** Data records for software interfaces **
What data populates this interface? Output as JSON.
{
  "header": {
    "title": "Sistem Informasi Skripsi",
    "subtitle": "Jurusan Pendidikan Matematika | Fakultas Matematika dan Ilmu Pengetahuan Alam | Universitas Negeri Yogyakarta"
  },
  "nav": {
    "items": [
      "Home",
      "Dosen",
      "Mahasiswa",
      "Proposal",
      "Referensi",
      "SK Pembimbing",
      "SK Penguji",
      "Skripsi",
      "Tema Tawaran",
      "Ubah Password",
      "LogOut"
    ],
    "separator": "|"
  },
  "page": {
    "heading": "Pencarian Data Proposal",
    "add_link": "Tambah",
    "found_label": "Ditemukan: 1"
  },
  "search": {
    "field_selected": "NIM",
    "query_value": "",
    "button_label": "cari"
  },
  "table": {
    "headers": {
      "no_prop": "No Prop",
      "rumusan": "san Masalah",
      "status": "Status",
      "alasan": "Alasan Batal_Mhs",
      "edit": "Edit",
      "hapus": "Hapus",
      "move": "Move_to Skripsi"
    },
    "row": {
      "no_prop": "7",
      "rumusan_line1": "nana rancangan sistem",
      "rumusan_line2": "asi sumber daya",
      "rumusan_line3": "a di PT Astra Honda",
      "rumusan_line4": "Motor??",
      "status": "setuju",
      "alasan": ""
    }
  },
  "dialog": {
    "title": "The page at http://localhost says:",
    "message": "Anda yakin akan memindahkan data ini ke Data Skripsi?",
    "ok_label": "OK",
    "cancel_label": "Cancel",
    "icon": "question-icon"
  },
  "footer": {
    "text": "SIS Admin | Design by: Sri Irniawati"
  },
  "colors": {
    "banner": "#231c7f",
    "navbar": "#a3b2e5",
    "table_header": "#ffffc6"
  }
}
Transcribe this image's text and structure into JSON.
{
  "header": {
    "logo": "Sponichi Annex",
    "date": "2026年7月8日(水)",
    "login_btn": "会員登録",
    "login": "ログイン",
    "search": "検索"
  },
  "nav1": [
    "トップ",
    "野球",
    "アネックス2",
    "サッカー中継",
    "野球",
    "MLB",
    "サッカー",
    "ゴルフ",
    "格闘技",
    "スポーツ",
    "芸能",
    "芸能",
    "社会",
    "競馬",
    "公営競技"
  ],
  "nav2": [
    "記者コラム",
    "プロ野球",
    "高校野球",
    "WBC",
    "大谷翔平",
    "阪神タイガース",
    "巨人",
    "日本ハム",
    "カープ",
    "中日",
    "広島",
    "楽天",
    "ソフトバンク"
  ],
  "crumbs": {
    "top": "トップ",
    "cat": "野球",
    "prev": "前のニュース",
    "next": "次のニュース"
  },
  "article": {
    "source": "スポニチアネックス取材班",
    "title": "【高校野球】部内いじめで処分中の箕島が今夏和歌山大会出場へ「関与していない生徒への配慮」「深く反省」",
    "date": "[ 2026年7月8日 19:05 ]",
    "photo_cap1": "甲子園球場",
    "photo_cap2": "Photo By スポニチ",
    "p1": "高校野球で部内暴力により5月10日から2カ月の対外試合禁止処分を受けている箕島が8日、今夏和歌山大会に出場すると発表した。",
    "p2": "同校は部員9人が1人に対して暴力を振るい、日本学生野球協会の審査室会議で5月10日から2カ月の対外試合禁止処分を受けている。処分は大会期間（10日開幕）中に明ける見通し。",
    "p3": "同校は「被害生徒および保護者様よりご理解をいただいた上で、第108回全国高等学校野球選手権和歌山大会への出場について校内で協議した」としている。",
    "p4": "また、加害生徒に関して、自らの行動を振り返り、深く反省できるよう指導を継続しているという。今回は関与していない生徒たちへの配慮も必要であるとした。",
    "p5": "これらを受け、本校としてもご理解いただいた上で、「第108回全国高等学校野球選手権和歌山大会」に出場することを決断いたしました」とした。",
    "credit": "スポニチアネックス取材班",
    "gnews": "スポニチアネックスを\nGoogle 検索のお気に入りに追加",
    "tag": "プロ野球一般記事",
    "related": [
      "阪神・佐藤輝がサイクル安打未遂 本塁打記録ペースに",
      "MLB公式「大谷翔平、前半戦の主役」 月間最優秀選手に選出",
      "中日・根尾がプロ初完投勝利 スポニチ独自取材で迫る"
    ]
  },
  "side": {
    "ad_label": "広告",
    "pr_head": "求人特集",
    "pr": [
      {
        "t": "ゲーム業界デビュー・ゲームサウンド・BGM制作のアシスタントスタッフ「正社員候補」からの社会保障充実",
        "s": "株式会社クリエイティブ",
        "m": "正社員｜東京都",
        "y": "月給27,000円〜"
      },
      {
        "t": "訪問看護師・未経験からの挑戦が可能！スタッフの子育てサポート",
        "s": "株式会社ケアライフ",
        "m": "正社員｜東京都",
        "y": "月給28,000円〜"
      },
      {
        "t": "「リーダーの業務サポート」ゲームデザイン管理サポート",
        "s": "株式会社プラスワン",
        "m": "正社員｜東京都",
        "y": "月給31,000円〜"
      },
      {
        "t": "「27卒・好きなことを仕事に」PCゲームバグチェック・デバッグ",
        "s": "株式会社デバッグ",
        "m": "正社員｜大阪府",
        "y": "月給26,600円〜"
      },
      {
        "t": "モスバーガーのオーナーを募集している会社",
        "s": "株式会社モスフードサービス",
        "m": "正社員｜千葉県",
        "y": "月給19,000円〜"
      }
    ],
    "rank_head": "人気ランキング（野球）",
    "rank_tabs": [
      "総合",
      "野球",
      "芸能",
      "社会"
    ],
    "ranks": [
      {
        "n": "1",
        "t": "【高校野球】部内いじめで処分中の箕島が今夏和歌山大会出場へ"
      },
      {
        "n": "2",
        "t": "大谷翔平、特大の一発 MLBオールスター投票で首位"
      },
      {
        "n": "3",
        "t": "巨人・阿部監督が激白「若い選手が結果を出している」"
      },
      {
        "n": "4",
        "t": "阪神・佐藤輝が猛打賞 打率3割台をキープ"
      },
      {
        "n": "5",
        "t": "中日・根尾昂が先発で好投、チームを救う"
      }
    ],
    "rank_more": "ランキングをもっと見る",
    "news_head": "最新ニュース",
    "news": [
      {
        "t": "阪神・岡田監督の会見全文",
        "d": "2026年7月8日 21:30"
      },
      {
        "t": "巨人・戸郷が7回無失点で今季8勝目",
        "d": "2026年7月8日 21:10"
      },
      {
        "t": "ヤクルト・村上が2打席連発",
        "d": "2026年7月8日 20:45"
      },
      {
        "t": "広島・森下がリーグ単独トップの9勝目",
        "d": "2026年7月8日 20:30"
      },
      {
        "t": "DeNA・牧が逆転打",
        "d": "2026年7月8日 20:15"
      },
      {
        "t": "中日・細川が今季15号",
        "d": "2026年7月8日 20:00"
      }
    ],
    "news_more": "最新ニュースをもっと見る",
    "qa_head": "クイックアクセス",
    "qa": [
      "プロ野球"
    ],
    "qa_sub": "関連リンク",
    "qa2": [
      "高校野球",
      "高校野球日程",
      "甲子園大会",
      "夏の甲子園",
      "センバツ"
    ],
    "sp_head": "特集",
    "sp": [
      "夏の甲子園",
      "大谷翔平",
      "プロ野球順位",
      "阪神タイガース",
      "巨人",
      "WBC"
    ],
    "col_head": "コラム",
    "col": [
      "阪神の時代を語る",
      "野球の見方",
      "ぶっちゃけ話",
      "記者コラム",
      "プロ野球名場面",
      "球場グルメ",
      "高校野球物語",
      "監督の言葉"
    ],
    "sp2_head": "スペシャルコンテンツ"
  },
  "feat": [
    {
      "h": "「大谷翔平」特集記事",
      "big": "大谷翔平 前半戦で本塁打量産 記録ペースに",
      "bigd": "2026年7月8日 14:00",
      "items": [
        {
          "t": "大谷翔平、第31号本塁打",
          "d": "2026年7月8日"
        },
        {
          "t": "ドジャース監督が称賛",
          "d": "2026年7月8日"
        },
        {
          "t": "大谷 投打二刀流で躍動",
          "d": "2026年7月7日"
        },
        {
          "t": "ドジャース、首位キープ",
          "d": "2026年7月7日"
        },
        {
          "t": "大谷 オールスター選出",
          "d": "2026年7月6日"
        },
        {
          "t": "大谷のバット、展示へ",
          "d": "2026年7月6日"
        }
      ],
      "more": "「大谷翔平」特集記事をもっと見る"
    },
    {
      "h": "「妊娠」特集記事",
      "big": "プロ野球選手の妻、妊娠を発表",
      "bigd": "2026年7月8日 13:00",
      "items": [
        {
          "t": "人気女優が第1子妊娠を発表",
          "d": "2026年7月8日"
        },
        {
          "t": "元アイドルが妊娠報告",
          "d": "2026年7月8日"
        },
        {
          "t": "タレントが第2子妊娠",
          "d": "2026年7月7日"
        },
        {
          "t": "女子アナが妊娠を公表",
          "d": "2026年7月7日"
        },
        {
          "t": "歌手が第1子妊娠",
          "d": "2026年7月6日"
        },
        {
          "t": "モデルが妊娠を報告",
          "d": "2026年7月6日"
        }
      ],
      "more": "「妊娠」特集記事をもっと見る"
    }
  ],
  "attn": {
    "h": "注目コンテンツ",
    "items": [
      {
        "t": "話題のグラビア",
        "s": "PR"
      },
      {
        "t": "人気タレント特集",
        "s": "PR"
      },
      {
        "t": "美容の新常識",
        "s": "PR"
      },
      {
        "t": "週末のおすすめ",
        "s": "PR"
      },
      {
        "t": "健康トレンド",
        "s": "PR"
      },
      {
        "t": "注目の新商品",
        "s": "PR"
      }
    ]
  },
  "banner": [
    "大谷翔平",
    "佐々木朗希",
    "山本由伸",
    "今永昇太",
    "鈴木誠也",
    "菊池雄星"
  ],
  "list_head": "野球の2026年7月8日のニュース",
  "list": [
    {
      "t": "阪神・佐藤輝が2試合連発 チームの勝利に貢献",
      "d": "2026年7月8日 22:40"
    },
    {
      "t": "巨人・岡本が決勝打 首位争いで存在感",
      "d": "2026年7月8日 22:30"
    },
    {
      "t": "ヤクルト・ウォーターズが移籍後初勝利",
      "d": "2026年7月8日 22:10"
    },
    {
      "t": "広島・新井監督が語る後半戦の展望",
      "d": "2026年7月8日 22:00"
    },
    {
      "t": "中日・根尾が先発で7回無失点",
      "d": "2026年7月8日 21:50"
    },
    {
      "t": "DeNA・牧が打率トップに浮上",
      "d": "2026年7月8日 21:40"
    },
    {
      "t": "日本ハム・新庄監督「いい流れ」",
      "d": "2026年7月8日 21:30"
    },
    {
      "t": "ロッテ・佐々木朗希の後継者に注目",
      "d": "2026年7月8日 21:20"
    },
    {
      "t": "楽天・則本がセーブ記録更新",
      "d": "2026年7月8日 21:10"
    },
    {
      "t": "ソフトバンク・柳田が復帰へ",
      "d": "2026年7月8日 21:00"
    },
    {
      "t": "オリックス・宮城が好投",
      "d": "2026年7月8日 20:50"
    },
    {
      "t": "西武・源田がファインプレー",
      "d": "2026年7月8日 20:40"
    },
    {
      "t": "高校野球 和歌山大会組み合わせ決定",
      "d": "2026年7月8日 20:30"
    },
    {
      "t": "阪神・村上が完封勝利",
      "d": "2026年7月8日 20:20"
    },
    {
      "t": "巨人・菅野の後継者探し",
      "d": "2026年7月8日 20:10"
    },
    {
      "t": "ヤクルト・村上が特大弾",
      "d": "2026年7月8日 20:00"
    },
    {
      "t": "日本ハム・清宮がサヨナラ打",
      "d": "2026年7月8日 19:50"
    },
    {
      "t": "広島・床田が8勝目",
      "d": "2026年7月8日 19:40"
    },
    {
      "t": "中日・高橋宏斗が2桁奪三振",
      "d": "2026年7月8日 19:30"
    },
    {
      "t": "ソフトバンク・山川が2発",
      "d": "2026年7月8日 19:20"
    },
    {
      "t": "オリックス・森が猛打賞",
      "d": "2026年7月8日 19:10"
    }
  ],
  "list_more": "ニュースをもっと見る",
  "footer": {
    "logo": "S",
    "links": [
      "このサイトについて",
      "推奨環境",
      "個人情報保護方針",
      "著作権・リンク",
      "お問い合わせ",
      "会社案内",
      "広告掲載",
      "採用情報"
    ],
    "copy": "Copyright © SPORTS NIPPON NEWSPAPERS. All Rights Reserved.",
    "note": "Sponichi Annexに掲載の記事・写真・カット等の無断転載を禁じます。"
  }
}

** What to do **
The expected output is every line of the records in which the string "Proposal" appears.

** Written reply **
      "Proposal",
    "heading": "Pencarian Data Proposal",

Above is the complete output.